Read the records below. Copy each line where the string "true" occurs.
(Extracted information Opens)
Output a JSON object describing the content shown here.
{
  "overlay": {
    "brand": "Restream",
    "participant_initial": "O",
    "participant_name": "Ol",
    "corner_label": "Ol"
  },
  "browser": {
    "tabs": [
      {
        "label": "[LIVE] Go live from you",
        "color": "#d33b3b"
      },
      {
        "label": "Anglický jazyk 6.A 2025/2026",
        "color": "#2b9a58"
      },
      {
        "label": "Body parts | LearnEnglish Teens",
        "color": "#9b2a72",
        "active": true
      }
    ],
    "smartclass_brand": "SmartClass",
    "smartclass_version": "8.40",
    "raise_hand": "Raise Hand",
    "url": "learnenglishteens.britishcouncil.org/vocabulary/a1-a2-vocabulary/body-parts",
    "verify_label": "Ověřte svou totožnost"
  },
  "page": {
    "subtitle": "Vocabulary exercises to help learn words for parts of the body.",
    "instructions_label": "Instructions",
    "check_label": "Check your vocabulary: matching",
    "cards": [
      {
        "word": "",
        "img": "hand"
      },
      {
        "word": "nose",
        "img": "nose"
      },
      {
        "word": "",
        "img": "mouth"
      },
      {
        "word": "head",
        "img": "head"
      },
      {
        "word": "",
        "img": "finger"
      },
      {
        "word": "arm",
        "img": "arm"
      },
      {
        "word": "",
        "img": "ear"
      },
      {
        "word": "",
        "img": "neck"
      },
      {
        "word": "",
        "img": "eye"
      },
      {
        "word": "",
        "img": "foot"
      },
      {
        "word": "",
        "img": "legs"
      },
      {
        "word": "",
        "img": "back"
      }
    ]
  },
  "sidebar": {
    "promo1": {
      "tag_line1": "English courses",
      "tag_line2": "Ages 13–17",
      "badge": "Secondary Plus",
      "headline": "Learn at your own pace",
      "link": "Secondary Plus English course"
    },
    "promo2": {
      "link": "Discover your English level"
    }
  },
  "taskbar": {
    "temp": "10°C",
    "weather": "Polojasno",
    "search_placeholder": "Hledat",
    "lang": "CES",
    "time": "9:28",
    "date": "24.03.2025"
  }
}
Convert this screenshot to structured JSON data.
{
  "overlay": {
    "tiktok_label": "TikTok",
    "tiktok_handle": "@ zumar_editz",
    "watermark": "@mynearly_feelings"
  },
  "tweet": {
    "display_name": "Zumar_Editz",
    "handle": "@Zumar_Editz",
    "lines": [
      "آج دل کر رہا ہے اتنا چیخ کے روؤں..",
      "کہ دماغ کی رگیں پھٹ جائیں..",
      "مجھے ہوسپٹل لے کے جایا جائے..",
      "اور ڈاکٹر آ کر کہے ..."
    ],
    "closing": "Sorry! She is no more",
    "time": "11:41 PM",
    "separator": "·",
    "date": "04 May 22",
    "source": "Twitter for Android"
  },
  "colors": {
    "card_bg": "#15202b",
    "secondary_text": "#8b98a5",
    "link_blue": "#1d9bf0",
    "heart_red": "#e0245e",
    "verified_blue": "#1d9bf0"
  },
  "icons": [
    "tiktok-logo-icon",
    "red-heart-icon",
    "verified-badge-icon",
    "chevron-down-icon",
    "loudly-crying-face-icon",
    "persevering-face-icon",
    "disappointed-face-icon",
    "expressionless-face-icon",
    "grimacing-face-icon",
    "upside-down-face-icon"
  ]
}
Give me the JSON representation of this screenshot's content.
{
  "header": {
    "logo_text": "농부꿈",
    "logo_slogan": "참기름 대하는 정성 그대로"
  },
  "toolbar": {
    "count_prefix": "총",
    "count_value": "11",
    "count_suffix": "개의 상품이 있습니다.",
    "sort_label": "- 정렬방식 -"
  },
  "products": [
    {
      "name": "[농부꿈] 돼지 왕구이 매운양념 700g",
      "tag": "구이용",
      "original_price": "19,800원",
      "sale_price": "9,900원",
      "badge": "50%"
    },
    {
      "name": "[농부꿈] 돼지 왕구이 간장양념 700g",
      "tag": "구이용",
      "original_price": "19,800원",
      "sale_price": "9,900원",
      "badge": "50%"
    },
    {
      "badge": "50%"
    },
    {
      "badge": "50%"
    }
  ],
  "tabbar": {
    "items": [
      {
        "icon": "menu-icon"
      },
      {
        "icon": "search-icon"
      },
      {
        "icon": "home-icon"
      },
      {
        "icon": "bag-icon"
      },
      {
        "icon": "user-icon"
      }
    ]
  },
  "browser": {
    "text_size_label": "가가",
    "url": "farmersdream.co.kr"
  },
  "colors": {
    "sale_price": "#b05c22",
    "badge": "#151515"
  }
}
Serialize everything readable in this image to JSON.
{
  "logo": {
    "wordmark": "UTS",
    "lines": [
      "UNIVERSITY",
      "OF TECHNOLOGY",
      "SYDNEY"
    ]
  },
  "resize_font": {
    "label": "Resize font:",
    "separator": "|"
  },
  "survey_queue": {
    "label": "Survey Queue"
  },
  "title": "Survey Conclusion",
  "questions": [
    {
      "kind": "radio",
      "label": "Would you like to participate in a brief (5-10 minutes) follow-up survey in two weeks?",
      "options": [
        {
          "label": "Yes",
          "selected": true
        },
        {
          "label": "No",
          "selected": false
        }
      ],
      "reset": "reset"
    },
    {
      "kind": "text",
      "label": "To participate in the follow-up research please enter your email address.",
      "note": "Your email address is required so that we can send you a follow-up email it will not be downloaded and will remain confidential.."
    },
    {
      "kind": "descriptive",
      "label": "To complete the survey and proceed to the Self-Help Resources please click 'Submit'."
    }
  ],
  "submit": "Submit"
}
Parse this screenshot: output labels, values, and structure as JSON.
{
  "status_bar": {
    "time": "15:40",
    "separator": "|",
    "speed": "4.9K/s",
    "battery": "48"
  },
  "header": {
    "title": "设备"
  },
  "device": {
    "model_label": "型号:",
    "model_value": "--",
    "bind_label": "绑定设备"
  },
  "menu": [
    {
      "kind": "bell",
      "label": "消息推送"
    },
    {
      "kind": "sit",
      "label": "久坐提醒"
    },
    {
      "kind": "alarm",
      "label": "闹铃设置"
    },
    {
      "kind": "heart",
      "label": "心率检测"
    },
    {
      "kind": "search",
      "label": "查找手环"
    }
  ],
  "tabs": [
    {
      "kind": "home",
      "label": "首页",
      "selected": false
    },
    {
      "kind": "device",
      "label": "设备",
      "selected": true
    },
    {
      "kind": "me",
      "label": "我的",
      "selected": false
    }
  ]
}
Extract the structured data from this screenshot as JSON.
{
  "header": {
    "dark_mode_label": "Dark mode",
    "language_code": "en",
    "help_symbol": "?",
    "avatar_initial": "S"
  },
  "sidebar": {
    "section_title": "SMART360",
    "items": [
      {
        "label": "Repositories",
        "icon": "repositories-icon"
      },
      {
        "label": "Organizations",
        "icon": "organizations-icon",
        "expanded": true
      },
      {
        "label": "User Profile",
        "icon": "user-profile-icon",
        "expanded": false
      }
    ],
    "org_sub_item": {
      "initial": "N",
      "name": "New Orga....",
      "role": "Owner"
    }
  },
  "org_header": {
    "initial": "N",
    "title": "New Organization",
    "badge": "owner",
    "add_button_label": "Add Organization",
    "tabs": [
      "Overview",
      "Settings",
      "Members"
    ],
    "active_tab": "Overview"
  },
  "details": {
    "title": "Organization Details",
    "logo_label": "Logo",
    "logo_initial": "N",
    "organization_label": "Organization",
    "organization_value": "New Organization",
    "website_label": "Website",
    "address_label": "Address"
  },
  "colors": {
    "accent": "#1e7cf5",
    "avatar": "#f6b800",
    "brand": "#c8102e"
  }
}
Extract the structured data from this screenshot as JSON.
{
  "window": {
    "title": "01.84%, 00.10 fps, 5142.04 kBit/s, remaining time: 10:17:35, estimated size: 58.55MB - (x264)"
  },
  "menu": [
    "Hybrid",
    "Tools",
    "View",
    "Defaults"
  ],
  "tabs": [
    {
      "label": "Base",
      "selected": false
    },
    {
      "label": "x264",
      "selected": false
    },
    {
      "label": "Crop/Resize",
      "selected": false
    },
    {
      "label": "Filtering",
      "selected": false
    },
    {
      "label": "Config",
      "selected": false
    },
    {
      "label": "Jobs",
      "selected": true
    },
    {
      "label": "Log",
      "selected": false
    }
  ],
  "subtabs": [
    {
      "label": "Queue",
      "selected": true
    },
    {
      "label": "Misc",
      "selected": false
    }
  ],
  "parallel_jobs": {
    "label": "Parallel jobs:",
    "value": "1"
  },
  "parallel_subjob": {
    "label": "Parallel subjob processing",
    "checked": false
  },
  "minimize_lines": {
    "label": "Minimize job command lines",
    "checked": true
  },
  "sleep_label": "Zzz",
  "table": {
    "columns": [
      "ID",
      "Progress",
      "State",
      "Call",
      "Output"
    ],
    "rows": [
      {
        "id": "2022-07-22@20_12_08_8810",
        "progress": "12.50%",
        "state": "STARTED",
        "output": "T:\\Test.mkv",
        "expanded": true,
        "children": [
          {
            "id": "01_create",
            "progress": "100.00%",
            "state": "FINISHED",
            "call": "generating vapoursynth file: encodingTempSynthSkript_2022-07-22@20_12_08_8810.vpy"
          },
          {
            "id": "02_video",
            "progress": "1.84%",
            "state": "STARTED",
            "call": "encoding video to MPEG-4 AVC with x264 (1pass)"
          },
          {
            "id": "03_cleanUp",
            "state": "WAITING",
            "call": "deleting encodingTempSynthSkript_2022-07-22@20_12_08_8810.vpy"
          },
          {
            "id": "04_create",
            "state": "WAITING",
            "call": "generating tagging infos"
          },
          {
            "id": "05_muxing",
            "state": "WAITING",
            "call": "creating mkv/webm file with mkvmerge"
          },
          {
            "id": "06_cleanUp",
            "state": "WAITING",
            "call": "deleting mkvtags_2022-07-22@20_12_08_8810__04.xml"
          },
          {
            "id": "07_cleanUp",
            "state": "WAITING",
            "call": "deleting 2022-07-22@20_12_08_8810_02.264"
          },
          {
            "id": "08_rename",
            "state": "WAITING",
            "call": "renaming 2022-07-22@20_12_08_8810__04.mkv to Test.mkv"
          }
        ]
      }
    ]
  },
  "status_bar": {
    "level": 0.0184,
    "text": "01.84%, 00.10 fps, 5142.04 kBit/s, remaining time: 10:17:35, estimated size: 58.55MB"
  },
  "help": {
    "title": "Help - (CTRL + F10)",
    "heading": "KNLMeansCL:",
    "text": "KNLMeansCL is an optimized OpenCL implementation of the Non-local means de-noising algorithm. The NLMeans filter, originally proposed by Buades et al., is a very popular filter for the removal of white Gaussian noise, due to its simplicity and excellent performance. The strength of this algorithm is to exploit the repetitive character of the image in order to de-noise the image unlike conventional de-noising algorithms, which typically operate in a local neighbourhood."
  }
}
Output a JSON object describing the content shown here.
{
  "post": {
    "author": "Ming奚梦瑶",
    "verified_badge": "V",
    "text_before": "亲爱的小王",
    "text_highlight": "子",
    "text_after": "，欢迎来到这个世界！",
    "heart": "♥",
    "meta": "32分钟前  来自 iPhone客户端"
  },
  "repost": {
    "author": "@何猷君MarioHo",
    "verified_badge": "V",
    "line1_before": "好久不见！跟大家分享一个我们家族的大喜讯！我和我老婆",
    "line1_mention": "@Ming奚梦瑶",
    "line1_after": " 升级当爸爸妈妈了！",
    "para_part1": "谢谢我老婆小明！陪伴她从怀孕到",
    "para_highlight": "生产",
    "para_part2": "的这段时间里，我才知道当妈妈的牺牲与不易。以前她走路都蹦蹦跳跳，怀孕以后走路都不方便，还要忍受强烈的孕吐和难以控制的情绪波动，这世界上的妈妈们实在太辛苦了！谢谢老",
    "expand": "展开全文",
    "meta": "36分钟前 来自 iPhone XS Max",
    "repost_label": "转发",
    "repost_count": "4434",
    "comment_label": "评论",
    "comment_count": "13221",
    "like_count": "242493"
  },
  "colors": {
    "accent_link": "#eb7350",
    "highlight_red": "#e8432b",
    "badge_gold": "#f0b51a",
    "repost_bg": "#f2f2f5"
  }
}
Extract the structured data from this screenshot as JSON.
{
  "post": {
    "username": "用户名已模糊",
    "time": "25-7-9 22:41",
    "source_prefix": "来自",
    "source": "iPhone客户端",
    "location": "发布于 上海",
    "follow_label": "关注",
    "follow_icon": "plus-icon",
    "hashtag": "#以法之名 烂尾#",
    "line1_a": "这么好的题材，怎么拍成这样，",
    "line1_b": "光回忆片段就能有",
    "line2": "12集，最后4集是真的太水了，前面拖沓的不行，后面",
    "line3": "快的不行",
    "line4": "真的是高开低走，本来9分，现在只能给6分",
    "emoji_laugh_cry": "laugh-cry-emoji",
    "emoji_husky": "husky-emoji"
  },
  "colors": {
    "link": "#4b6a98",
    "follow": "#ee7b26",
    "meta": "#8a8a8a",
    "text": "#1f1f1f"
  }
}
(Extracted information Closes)
§ Your solution:
        "active": true
          "selected": true
      "selected": true
        "expanded": true
      "selected": true
      "selected": true
    "checked": true
        "expanded": true,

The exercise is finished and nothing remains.